## THE TASK:
Each line from the material with the word "type" in it must be copied.

□ □ □ □ □ □ □

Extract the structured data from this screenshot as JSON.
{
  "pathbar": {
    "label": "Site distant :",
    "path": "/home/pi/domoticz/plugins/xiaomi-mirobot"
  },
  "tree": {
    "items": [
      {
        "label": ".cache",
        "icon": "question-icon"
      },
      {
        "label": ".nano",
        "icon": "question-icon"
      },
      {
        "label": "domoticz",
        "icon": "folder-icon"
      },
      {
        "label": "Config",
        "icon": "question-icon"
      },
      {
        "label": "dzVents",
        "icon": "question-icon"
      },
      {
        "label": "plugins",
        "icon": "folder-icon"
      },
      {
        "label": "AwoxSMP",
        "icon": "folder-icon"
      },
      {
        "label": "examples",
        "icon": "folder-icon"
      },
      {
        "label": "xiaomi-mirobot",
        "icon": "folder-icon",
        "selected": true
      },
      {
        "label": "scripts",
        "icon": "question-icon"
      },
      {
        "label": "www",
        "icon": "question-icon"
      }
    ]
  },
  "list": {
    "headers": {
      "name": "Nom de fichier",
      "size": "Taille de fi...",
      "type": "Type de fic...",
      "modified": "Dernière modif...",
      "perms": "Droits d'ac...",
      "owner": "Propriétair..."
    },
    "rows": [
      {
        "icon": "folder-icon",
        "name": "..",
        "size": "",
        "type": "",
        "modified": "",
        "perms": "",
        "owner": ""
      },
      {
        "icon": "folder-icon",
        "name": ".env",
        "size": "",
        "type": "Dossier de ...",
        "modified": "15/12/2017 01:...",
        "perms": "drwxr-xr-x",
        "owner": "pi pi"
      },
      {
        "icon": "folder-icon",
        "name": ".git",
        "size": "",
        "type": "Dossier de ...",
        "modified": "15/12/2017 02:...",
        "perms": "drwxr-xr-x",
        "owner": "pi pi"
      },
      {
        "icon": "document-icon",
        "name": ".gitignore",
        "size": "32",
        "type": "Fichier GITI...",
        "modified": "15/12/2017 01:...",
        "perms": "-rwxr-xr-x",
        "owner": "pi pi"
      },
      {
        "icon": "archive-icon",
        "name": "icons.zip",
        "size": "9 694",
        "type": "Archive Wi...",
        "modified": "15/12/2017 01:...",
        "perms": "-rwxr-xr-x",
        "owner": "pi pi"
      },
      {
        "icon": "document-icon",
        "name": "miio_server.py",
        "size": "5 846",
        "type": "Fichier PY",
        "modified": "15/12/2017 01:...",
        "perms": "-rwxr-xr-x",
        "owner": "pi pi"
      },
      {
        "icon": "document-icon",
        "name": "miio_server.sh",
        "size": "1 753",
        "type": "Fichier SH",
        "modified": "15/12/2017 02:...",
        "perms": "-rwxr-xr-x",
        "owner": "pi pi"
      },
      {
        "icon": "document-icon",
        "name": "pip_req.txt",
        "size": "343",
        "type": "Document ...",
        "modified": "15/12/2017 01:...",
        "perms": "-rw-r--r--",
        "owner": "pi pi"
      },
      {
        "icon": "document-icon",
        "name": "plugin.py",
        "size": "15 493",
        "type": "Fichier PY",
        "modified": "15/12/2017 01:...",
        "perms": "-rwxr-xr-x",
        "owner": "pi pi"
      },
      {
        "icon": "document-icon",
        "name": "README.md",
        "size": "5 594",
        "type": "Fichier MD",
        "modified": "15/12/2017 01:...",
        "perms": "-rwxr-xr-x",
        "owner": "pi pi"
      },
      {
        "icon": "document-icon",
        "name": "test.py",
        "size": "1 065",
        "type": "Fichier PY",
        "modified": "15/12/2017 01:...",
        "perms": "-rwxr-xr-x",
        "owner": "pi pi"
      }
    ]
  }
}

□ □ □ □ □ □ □

## WRITTEN ANSWER:
      "type": "Type de fic...",
        "type": "",
        "type": "Dossier de ...",
        "type": "Dossier de ...",
        "type": "Fichier GITI...",
        "type": "Archive Wi...",
        "type": "Fichier PY",
        "type": "Fichier SH",
        "type": "Document ...",
        "type": "Fichier PY",
        "type": "Fichier MD",
        "type": "Fichier PY",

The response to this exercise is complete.